>>>

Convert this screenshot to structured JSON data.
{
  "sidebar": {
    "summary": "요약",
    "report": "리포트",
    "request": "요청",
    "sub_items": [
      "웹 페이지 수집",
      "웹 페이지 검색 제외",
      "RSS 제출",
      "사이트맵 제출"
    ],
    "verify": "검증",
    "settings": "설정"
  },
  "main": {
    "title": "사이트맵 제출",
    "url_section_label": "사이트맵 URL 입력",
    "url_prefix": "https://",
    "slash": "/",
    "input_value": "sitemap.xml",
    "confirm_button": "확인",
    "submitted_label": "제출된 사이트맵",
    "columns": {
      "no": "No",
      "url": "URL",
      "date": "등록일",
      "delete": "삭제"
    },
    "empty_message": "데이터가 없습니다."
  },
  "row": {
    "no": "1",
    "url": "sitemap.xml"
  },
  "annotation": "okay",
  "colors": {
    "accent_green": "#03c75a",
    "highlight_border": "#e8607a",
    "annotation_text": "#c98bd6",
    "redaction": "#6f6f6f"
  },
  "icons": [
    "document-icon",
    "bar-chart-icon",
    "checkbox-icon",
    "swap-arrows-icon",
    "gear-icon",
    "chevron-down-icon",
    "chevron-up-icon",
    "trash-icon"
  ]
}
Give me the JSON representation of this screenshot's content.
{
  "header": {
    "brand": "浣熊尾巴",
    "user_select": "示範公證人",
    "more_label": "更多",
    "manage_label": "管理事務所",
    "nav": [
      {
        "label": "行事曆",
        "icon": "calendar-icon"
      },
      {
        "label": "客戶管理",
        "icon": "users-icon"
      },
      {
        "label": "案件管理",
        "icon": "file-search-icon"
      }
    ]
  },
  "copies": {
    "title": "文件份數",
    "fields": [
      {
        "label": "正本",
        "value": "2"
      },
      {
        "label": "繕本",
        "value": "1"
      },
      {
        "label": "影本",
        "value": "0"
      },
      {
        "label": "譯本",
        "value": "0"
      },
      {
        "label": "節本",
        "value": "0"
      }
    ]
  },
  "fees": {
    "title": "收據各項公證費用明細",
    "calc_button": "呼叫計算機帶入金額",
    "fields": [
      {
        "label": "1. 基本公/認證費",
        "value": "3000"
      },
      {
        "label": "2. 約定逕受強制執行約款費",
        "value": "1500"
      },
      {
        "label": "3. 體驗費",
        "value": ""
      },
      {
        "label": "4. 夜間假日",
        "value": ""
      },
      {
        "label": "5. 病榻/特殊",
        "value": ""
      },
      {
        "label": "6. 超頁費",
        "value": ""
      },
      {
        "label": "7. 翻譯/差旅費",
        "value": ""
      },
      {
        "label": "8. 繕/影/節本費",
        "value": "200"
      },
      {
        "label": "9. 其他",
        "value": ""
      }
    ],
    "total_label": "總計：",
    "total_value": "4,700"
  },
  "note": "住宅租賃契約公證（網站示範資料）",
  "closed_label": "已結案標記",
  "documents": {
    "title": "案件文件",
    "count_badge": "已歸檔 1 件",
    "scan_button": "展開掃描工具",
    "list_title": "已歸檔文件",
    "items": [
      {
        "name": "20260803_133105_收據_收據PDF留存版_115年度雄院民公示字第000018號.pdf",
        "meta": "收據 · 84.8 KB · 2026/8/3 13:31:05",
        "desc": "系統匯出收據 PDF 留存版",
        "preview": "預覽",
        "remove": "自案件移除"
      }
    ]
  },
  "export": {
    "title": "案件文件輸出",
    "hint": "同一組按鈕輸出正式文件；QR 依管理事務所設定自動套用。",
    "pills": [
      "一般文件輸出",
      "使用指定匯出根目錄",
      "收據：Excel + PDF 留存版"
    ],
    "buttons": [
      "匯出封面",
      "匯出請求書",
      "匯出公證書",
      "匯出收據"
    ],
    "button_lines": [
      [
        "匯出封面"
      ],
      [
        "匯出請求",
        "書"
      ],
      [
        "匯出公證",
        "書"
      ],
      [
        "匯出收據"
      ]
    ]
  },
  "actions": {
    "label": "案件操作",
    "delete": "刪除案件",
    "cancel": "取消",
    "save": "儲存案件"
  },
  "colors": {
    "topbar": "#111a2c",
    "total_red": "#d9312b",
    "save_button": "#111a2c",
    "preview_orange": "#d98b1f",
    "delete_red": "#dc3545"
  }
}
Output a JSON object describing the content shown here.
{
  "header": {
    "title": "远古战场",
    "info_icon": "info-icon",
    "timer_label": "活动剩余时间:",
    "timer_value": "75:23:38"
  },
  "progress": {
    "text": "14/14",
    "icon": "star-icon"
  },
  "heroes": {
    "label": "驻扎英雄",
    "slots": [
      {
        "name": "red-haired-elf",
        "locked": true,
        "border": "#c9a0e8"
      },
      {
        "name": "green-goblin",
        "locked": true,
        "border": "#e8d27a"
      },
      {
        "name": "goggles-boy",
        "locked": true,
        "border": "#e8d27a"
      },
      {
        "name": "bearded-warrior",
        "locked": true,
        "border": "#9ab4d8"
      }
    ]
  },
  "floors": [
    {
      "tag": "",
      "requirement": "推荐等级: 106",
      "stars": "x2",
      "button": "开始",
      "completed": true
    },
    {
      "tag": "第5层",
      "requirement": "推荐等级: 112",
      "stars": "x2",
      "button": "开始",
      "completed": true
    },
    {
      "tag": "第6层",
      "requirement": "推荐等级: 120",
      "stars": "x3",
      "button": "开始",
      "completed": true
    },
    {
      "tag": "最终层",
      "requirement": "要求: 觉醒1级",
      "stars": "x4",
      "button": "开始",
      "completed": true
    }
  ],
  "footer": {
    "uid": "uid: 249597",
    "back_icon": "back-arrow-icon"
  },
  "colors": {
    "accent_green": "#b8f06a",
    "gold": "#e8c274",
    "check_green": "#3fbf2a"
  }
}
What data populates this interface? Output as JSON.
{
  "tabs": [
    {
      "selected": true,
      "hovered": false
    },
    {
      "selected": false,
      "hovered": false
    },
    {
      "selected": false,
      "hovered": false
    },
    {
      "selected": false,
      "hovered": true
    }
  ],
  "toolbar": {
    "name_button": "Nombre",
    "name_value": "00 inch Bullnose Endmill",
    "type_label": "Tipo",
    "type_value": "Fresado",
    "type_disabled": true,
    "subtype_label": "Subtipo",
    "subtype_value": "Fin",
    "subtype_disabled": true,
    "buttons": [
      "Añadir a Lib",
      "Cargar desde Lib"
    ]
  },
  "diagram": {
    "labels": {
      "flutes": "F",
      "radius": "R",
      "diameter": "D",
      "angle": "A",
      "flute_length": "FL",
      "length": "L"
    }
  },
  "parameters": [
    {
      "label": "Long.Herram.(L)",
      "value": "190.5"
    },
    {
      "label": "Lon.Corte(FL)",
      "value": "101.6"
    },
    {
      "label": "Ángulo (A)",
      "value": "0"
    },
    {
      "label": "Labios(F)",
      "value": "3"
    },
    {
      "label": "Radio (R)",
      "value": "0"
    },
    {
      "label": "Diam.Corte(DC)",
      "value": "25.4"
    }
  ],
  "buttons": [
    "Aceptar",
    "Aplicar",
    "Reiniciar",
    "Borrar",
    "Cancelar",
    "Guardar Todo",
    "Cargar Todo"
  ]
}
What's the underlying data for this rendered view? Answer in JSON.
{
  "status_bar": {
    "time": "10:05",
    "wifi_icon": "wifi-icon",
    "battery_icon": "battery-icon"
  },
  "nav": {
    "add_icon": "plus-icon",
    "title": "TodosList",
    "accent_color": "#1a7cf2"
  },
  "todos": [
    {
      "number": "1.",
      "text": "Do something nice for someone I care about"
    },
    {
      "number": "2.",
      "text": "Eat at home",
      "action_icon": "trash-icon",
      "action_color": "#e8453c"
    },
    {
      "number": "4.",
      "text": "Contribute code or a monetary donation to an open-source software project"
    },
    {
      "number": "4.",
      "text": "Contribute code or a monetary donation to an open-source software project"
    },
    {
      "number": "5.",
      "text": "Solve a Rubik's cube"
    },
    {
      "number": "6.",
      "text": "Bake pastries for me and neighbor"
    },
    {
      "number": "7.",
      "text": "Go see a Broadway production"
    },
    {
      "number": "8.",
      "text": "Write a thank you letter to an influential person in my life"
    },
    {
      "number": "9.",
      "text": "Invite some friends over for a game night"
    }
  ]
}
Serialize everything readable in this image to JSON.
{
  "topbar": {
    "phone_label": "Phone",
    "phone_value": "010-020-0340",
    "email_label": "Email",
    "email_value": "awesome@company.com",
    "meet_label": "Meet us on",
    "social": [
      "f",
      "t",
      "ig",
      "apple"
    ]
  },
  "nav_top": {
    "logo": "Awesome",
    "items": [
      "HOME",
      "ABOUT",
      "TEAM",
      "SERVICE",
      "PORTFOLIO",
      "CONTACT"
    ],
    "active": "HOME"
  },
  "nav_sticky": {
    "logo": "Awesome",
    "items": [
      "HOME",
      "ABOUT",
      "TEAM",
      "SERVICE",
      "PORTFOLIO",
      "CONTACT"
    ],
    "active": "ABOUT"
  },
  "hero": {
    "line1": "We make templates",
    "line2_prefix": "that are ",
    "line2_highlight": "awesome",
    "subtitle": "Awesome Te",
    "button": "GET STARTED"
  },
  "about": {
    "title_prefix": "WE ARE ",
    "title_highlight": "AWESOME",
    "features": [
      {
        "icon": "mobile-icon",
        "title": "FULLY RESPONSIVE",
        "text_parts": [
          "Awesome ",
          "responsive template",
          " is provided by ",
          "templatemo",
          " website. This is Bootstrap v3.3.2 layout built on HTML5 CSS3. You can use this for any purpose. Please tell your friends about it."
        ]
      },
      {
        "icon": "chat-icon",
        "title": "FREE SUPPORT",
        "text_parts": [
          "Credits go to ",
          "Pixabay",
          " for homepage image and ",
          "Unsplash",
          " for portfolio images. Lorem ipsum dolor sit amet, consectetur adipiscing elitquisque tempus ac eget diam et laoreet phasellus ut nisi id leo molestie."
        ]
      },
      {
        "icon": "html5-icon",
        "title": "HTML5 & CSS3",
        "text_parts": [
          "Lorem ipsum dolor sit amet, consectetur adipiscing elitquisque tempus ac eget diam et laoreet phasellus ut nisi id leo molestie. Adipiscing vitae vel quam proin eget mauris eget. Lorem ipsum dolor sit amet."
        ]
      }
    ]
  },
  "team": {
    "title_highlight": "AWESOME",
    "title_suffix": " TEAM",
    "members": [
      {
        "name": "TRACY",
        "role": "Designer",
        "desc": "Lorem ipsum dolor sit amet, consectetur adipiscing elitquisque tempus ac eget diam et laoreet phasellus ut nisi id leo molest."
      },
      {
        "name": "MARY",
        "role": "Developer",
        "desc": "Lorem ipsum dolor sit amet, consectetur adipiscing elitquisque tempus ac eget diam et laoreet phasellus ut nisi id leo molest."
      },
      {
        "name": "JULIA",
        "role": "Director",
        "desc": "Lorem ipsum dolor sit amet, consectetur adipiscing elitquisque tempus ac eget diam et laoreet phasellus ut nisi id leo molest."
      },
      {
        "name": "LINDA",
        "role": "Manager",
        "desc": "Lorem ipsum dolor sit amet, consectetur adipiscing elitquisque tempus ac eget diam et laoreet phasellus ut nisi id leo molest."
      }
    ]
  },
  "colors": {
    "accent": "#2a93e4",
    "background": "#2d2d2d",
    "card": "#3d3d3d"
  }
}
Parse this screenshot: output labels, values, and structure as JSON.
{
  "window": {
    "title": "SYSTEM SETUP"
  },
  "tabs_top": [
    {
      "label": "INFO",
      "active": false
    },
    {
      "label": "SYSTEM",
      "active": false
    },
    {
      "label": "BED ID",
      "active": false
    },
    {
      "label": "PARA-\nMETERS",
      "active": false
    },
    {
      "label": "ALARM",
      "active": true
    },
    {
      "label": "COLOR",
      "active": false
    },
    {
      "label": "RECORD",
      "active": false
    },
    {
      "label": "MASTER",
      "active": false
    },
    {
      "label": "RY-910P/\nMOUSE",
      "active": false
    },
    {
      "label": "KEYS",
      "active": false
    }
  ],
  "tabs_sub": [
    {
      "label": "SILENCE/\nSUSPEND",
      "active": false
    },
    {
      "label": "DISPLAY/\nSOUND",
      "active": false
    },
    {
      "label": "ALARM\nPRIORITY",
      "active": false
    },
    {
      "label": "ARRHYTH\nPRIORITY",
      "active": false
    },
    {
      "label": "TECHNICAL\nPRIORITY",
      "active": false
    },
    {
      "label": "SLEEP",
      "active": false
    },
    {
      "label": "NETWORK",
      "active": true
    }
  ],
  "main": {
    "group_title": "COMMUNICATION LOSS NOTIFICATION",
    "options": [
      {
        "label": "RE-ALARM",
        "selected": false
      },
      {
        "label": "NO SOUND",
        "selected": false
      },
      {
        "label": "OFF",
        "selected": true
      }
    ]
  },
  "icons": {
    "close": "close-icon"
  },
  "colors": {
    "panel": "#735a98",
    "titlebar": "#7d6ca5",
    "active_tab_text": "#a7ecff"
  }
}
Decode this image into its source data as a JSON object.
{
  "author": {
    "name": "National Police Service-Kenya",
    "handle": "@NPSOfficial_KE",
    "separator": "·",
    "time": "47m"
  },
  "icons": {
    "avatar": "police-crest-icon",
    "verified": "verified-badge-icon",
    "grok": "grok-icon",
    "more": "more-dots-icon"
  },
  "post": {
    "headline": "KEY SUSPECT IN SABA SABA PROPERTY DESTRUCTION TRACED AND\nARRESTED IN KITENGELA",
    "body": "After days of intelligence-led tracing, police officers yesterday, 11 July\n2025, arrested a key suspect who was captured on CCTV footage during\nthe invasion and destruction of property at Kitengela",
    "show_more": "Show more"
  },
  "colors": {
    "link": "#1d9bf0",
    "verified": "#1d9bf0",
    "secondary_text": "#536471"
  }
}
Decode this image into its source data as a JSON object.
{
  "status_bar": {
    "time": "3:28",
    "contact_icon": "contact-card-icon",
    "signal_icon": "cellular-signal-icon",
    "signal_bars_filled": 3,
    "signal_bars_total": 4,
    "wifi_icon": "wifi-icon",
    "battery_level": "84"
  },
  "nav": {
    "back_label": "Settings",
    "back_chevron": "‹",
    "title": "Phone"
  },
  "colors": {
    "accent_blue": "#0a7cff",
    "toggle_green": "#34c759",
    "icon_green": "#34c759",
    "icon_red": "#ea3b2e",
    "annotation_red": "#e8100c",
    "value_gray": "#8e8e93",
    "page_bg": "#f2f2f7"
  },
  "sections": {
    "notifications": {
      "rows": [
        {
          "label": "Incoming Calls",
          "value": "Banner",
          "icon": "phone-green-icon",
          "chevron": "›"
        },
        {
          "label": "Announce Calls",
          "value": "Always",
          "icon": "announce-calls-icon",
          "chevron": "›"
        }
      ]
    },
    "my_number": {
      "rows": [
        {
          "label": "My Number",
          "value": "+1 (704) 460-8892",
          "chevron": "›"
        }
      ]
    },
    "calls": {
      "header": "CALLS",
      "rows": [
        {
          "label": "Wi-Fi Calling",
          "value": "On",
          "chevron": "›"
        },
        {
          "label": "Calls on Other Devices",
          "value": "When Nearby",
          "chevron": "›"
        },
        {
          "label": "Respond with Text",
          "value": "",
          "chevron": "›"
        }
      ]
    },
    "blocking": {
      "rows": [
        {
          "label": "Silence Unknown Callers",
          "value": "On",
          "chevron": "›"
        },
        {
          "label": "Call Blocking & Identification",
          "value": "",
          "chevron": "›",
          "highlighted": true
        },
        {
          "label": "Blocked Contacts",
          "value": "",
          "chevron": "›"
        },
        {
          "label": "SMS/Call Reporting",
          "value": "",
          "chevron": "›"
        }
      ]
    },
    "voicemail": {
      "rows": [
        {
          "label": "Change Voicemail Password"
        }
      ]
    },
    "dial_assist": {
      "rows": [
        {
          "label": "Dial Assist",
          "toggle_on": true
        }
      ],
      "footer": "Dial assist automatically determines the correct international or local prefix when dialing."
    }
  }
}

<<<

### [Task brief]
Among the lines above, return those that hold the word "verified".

### [Reply]
    "verified": "verified-badge-icon",
    "verified": "#1d9bf0",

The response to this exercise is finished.